* SOURCE RECORDS *

★ ★ ★ ★ ★ ★ ★

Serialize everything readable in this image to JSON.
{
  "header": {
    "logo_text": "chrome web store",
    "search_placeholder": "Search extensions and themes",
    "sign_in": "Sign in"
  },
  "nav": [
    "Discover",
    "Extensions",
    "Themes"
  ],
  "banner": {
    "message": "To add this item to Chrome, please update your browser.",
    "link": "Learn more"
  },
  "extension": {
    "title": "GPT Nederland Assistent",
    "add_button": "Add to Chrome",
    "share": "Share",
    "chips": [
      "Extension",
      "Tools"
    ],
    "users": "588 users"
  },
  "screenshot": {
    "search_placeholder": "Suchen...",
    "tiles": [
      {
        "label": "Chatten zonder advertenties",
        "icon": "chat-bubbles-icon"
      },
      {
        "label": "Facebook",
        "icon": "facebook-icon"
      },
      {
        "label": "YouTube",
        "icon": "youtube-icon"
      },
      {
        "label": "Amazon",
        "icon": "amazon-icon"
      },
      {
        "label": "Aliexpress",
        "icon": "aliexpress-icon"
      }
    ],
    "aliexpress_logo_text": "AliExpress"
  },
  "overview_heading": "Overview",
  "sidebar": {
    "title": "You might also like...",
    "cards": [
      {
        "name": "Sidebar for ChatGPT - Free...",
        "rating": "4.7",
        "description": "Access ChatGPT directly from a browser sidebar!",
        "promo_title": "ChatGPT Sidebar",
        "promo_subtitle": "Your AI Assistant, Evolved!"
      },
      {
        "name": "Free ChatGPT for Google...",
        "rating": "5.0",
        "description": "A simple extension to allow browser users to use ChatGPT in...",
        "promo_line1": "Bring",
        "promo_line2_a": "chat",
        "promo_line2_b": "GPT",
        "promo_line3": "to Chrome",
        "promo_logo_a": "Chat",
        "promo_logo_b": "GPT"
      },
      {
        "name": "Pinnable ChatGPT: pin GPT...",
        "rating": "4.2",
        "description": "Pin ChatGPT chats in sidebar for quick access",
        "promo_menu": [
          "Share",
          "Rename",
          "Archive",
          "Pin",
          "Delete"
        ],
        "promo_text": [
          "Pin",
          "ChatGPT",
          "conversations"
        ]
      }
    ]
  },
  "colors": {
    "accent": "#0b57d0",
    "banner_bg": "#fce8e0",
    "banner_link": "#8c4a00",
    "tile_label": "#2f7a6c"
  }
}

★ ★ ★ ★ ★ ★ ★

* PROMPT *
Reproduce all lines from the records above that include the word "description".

* EXPECTED ANSWER *
        "description": "Access ChatGPT directly from a browser sidebar!",
        "description": "A simple extension to allow browser users to use ChatGPT in...",
        "description": "Pin ChatGPT chats in sidebar for quick access",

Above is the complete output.